ALL THE REPORTING currently coming out of the territory is being done by Gazan journalists, many of whom describe a week of sleepless nights under Israeli bombardment and emotionally exhausting days of documenting civilian carnage. Last Thursday, Gazan journalists Mohammed Alaloul and Mustafa Hassona were hit by an Israeli airstrike while driving in a vehicle clearly marked “TV,” leaving Alaloul seriously injured.
“Nowhere in the Gaza Strip are journalists safe,” said CPJ’s Delgado. “Gazan journalists are taking life-threatening risks to report the news.”
“Nowhere in the Gaza Strip are journalists safe. Gazan journalists are taking life-threatening risks to report the news.”
“When international access to a war zone is restricted, we rely on journalists inside reporting on the ground,” said Tadros, of Amnesty International. “In the grand scheme of accountability, they become the primary people that human rights investigators rely on for evidence, so the targeting of them is completely unacceptable — these are witness to potential war crimes for the international community.”
At the time of publication, 12 Israelis have been killed by rockets fired by Gazan militants, including two children. In Gaza, Israeli airstrikes have killed at least 215 people, 61 of whom are children. More than 1,400 Gazans have been wounded and upward of 50,000 are currently displaced by Israeli airstrikes that have damaged or razed nearly 450 buildings.

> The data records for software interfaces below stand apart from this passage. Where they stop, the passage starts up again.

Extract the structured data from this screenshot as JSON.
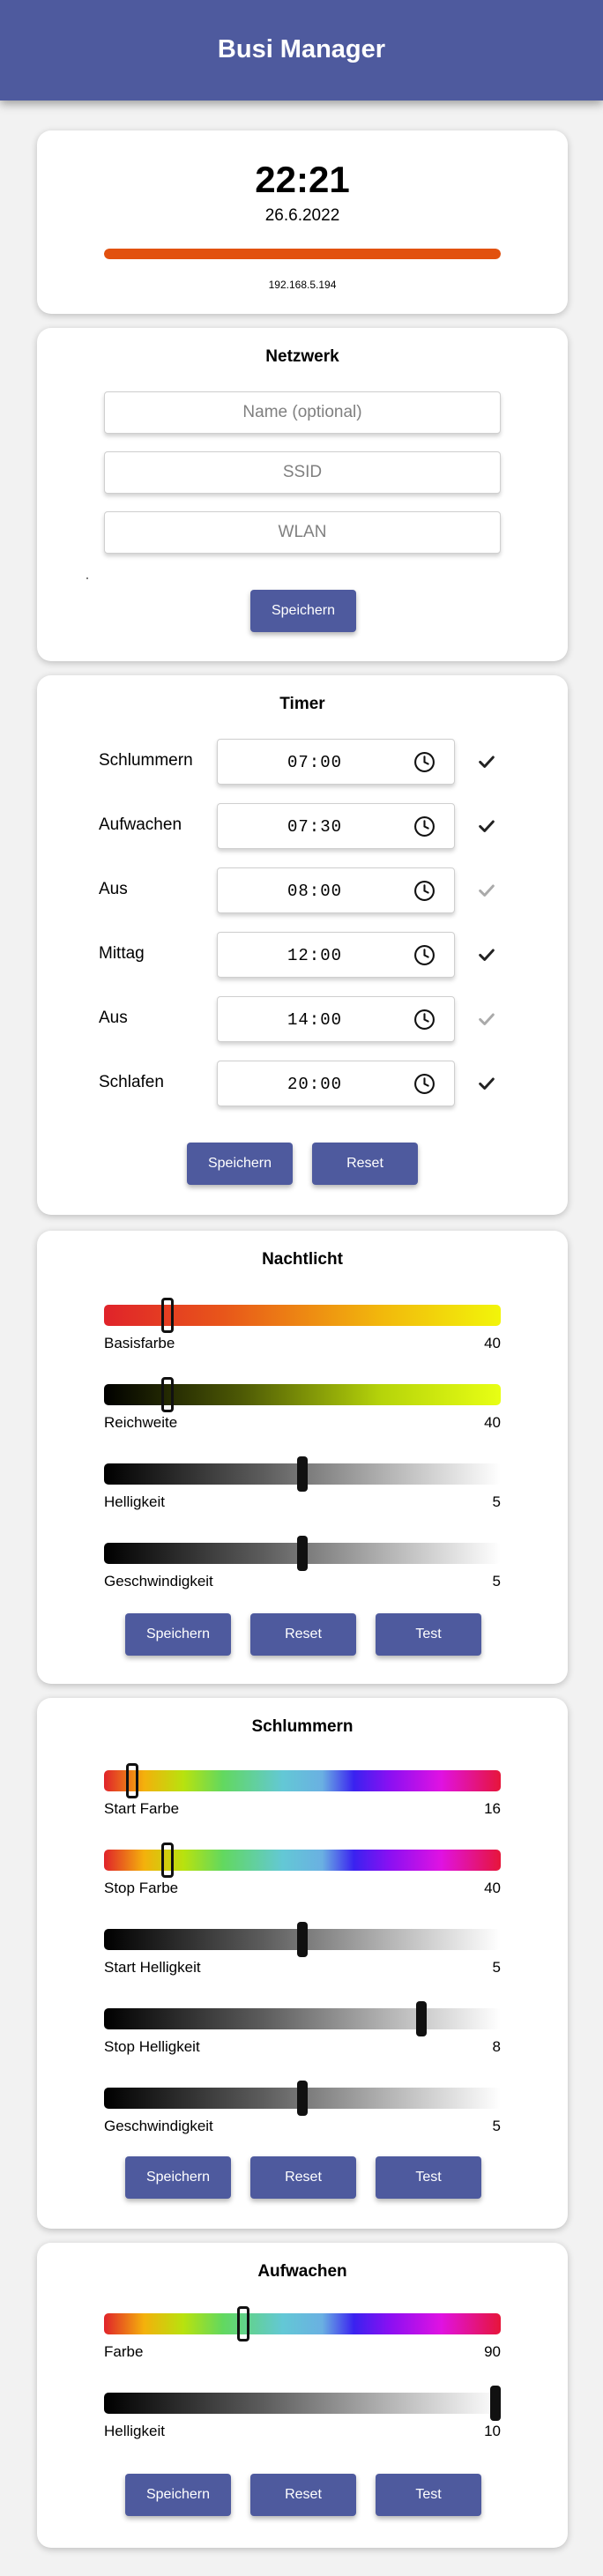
{
  "header": {
    "title": "Busi Manager"
  },
  "status": {
    "time": "22:21",
    "date": "26.6.2022",
    "ip": "192.168.5.194",
    "progress": 1.0,
    "progress_color": "#e2510f"
  },
  "network": {
    "title": "Netzwerk",
    "name_placeholder": "Name (optional)",
    "ssid_placeholder": "SSID",
    "wlan_placeholder": "WLAN",
    "save_label": "Speichern"
  },
  "timer": {
    "title": "Timer",
    "rows": [
      {
        "label": "Schlummern",
        "time": "07:00",
        "checked": true
      },
      {
        "label": "Aufwachen",
        "time": "07:30",
        "checked": true
      },
      {
        "label": "Aus",
        "time": "08:00",
        "checked": false
      },
      {
        "label": "Mittag",
        "time": "12:00",
        "checked": true
      },
      {
        "label": "Aus",
        "time": "14:00",
        "checked": false
      },
      {
        "label": "Schlafen",
        "time": "20:00",
        "checked": true
      }
    ],
    "save_label": "Speichern",
    "reset_label": "Reset"
  },
  "nightlight": {
    "title": "Nachtlicht",
    "sliders": [
      {
        "label": "Basisfarbe",
        "value": "40",
        "position": 0.16
      },
      {
        "label": "Reichweite",
        "value": "40",
        "position": 0.16
      },
      {
        "label": "Helligkeit",
        "value": "5",
        "position": 0.5
      },
      {
        "label": "Geschwindigkeit",
        "value": "5",
        "position": 0.5
      }
    ],
    "save_label": "Speichern",
    "reset_label": "Reset",
    "test_label": "Test"
  },
  "snooze": {
    "title": "Schlummern",
    "sliders": [
      {
        "label": "Start Farbe",
        "value": "16",
        "position": 0.07
      },
      {
        "label": "Stop Farbe",
        "value": "40",
        "position": 0.16
      },
      {
        "label": "Start Helligkeit",
        "value": "5",
        "position": 0.5
      },
      {
        "label": "Stop Helligkeit",
        "value": "8",
        "position": 0.8
      },
      {
        "label": "Geschwindigkeit",
        "value": "5",
        "position": 0.5
      }
    ],
    "save_label": "Speichern",
    "reset_label": "Reset",
    "test_label": "Test"
  },
  "wakeup": {
    "title": "Aufwachen",
    "sliders": [
      {
        "label": "Farbe",
        "value": "90",
        "position": 0.35
      },
      {
        "label": "Helligkeit",
        "value": "10",
        "position": 1.0
      }
    ],
    "save_label": "Speichern",
    "reset_label": "Reset",
    "test_label": "Test"
  },
  "colors": {
    "accent": "#4e5a9e",
    "check_on": "#222222",
    "check_off": "#aaaaaa"
  }
}
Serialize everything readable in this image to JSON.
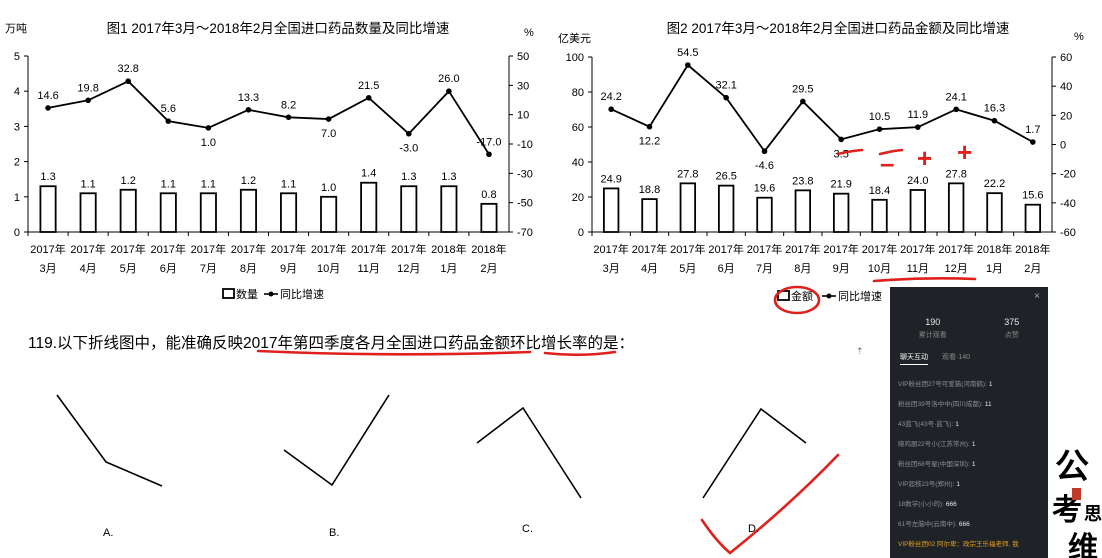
{
  "chart_data": [
    {
      "type": "bar+line",
      "title": "图1  2017年3月～2018年2月全国进口药品数量及同比增速",
      "ylabel_left": "万吨",
      "ylabel_right": "%",
      "yticks_left": [
        "0",
        "1",
        "2",
        "3",
        "4",
        "5"
      ],
      "yticks_right": [
        "-70",
        "-50",
        "-30",
        "-10",
        "10",
        "30",
        "50"
      ],
      "ylim_left": [
        0,
        5
      ],
      "ylim_right": [
        -70,
        50
      ],
      "categories": [
        "3月",
        "4月",
        "5月",
        "6月",
        "7月",
        "8月",
        "9月",
        "10月",
        "11月",
        "12月",
        "1月",
        "2月"
      ],
      "x_year_labels": [
        "2017年",
        "2017年",
        "2017年",
        "2017年",
        "2017年",
        "2017年",
        "2017年",
        "2017年",
        "2017年",
        "2017年",
        "2018年",
        "2018年"
      ],
      "bar_labels": [
        "1.3",
        "1.1",
        "1.2",
        "1.1",
        "1.1",
        "1.2",
        "1.1",
        "1.0",
        "1.4",
        "1.3",
        "1.3",
        "0.8"
      ],
      "line_labels": [
        "14.6",
        "19.8",
        "32.8",
        "5.6",
        "1.0",
        "13.3",
        "8.2",
        "7.0",
        "21.5",
        "-3.0",
        "26.0",
        "-17.0"
      ],
      "series": [
        {
          "name": "数量",
          "kind": "bar",
          "axis": "left",
          "values": [
            1.3,
            1.1,
            1.2,
            1.1,
            1.1,
            1.2,
            1.1,
            1.0,
            1.4,
            1.3,
            1.3,
            0.8
          ]
        },
        {
          "name": "同比增速",
          "kind": "line",
          "axis": "right",
          "values": [
            14.6,
            19.8,
            32.8,
            5.6,
            1.0,
            13.3,
            8.2,
            7.0,
            21.5,
            -3.0,
            26.0,
            -17.0
          ]
        }
      ],
      "legend_placement": "bottom-center",
      "grid": false
    },
    {
      "type": "bar+line",
      "title": "图2  2017年3月～2018年2月全国进口药品金额及同比增速",
      "ylabel_left": "亿美元",
      "ylabel_right": "%",
      "yticks_left": [
        "0",
        "20",
        "40",
        "60",
        "80",
        "100"
      ],
      "yticks_right": [
        "-60",
        "-40",
        "-20",
        "0",
        "20",
        "40",
        "60"
      ],
      "ylim_left": [
        0,
        100
      ],
      "ylim_right": [
        -60,
        60
      ],
      "categories": [
        "3月",
        "4月",
        "5月",
        "6月",
        "7月",
        "8月",
        "9月",
        "10月",
        "11月",
        "12月",
        "1月",
        "2月"
      ],
      "x_year_labels": [
        "2017年",
        "2017年",
        "2017年",
        "2017年",
        "2017年",
        "2017年",
        "2017年",
        "2017年",
        "2017年",
        "2017年",
        "2018年",
        "2018年"
      ],
      "bar_labels": [
        "24.9",
        "18.8",
        "27.8",
        "26.5",
        "19.6",
        "23.8",
        "21.9",
        "18.4",
        "24.0",
        "27.8",
        "22.2",
        "15.6"
      ],
      "line_labels": [
        "24.2",
        "12.2",
        "54.5",
        "32.1",
        "-4.6",
        "29.5",
        "3.5",
        "10.5",
        "11.9",
        "24.1",
        "16.3",
        "1.7"
      ],
      "series": [
        {
          "name": "金额",
          "kind": "bar",
          "axis": "left",
          "values": [
            24.9,
            18.8,
            27.8,
            26.5,
            19.6,
            23.8,
            21.9,
            18.4,
            24.0,
            27.8,
            22.2,
            15.6
          ]
        },
        {
          "name": "同比增速",
          "kind": "line",
          "axis": "right",
          "values": [
            24.2,
            12.2,
            54.5,
            32.1,
            -4.6,
            29.5,
            3.5,
            10.5,
            11.9,
            24.1,
            16.3,
            1.7
          ]
        }
      ],
      "legend_placement": "bottom-center",
      "grid": false
    }
  ],
  "question": {
    "prefix": "119.以下折线图中，能准确反映",
    "highlight1": "2017年第四季度各月全国进口药品金额",
    "highlight2": "环比增长率",
    "suffix": "的是："
  },
  "options": [
    {
      "label": "A."
    },
    {
      "label": "B."
    },
    {
      "label": "C."
    },
    {
      "label": "D."
    }
  ],
  "annotations": {
    "minus": "–",
    "plus1": "+",
    "plus2": "+"
  },
  "chat_panel": {
    "close": "×",
    "stats": [
      {
        "num": "190",
        "label": "累计观看"
      },
      {
        "num": "375",
        "label": "点赞"
      }
    ],
    "tabs": [
      "聊天互动",
      "观看·140"
    ],
    "messages": [
      {
        "text": "VIP粉丝团27号可爱猫(河南鹤):",
        "value": "1"
      },
      {
        "text": "粉丝团39号洛中中(四川成都):",
        "value": "11"
      },
      {
        "text": "43蓝飞(43号·蓝飞):",
        "value": "1"
      },
      {
        "text": "晓鸡丽22号小(江苏常州):",
        "value": "1"
      },
      {
        "text": "粉丝团68号星(中国深圳):",
        "value": "1"
      },
      {
        "text": "VIP超核23号(郑州):",
        "value": "1"
      },
      {
        "text": "18数学(小小的):",
        "value": "666"
      },
      {
        "text": "61号左脑中(云南中):",
        "value": "666"
      },
      {
        "text": "VIP粉丝团02 阿尔卑：政宗王乐福老师, 我",
        "value": ""
      }
    ]
  },
  "logo_text": "公考思维",
  "colors": {
    "bar_fill": "#ffffff",
    "bar_stroke": "#000000",
    "line": "#000000",
    "annotation_red": "#e0201c",
    "chat_bg": "#1f2328"
  }
}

“For the Gazan journalists reporting inside now, it’s an incredible and unfair burden to shoulder,” Tadros said. “But if they can document what’s going on as precisely as possible, all of these facts matter.” Tadros added, “I hope they matter, and the only thing we can hold onto is, at the very least, that no one can claim that this didn’t happen.”
Like all Gazan reporters, Quraiqea’s life beyond journalism is a uniquely Palestinian story.
Israel killed his father and demolished his home in 1987. In the 2014 war, his home was destroyed again and, in 2018, he was injured again while reporting on the popular demonstrations at the Israel-Gaza barrier, known as the Great March of Return.
“I suffered a lot from the Occupation. We witnessed three wars, and this is the fourth. We have lost some of our friends, and lots of colleagues have been injured,” Quraiqea said. “We really need a real change. We want an international and legal guarantee that prevents the Occupation from attacking us and targeting us, as civilians and journalists.”
Within hours of Idea Media’s destruction, Quraiqea had “resumed his work of documenting the Occupation’s crimes.”
“We will rebuild what the army destroyed,” he told The Intercept, referring to the Israelis. “And we will keep documenting the Israeli crimes against the Palestinians.”